Data about app and page elements:

# # #

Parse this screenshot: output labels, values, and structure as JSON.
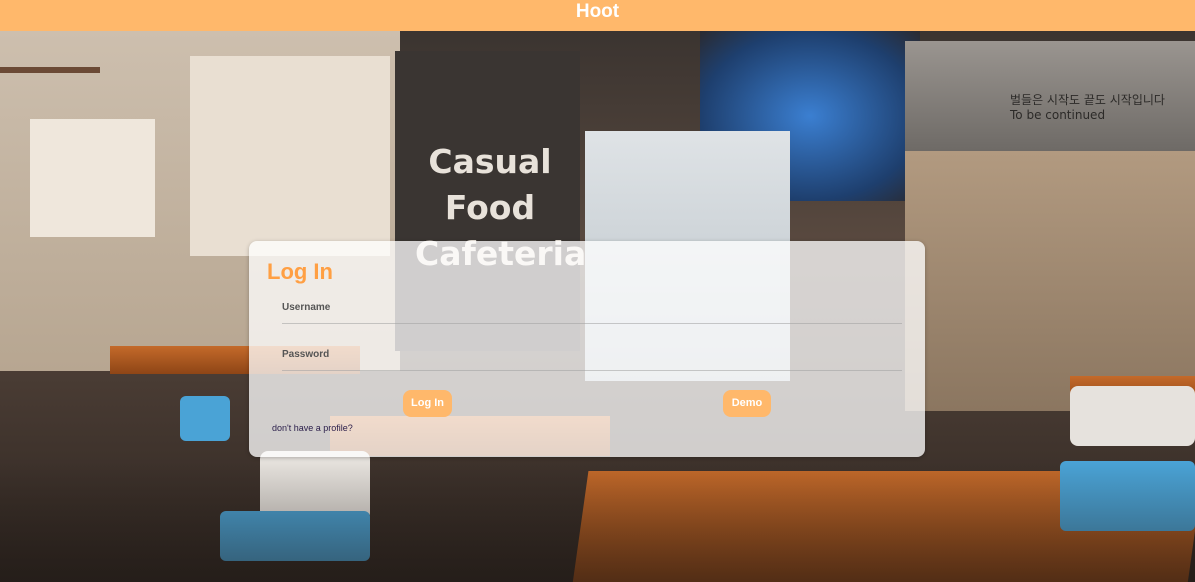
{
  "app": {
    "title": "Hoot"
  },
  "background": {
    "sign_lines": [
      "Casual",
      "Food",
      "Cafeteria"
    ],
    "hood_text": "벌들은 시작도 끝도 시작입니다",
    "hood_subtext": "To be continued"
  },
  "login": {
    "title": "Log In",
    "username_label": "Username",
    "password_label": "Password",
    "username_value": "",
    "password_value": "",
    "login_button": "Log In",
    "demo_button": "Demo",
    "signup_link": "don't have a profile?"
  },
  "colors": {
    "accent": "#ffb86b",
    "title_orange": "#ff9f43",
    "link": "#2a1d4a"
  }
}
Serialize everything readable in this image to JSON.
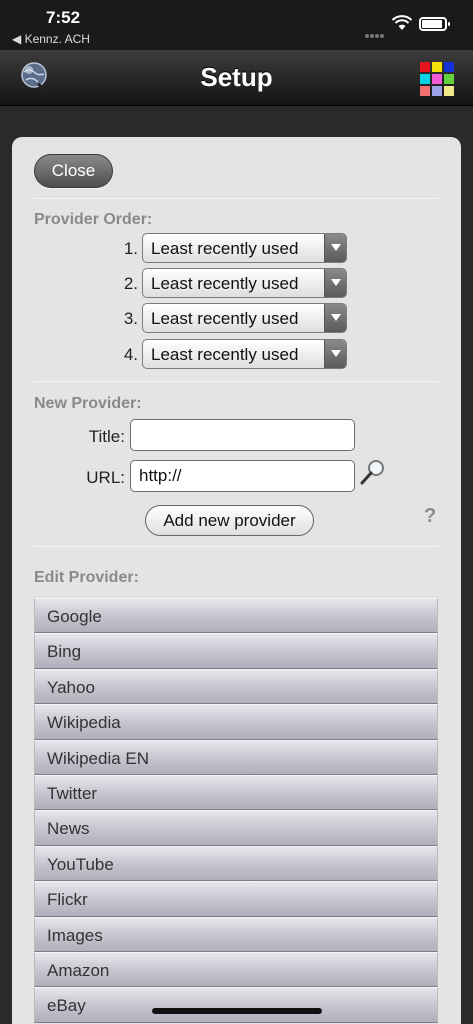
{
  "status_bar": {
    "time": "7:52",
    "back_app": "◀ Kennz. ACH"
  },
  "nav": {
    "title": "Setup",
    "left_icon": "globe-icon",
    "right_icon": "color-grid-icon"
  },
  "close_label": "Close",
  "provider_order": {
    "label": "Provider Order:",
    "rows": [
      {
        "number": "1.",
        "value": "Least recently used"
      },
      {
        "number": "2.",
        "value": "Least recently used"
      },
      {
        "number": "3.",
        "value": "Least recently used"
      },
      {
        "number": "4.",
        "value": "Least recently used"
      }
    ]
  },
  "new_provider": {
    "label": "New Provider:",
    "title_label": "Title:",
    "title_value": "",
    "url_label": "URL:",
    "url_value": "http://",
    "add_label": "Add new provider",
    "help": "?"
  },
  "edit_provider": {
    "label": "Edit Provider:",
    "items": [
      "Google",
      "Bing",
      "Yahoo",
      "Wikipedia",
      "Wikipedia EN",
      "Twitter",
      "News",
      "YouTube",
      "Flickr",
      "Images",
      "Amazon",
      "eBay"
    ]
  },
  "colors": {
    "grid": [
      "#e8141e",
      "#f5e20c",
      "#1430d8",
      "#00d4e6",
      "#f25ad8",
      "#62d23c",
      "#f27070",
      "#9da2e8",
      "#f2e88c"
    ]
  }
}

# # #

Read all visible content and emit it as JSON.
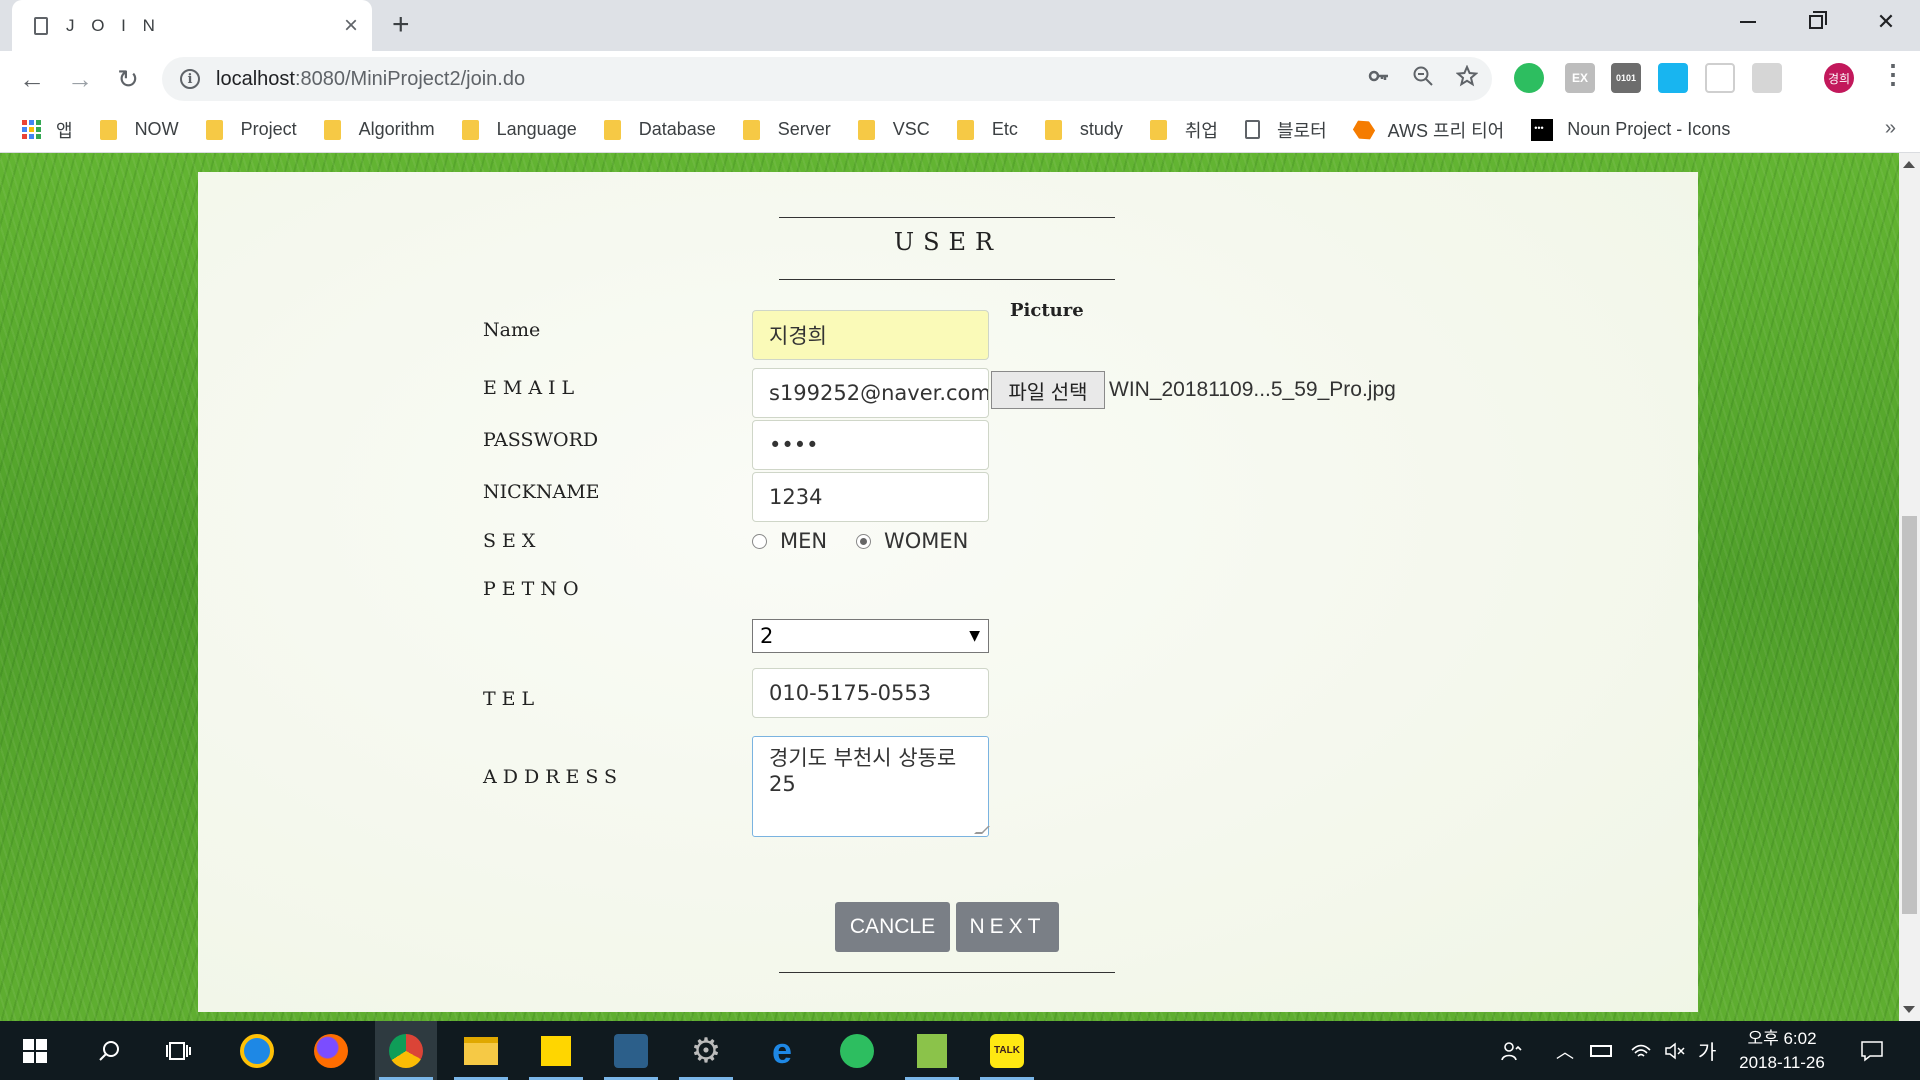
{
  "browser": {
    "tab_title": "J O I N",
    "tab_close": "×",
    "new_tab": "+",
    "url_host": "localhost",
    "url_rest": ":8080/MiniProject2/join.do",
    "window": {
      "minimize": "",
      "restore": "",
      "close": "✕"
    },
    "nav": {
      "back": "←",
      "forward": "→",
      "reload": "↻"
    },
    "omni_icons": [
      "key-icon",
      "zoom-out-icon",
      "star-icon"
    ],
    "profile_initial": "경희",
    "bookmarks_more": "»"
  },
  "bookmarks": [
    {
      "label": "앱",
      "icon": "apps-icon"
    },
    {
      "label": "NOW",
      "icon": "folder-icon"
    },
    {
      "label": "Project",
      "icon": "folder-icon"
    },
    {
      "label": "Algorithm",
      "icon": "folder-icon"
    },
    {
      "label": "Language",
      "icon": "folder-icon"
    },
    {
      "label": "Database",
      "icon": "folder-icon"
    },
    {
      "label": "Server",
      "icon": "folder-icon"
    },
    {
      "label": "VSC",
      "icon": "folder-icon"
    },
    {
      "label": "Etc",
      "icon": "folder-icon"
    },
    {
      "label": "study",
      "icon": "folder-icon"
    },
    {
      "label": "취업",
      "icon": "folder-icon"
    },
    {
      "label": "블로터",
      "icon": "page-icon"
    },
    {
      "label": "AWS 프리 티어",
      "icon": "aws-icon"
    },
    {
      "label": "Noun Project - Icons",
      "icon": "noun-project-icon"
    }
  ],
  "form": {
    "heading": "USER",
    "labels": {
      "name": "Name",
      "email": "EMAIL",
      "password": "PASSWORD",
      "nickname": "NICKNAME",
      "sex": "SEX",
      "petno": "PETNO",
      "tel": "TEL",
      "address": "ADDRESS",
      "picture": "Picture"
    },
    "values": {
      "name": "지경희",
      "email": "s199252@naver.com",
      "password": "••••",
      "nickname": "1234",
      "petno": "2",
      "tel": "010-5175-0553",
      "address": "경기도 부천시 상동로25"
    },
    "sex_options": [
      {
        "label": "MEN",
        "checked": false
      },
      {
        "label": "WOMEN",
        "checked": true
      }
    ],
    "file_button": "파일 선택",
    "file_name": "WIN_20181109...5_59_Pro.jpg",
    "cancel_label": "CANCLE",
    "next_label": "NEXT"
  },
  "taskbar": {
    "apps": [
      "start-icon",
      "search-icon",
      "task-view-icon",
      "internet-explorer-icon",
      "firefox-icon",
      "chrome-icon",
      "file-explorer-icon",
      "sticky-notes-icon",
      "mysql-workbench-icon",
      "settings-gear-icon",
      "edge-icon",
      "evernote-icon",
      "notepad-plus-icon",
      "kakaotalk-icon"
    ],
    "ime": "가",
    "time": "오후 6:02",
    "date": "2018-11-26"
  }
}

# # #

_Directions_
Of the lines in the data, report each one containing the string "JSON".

_Solution to the exercise_
Parse this screenshot: output labels, values, and structure as JSON.
Serialize everything readable in this image to JSON.
Read all visible content and emit it as JSON.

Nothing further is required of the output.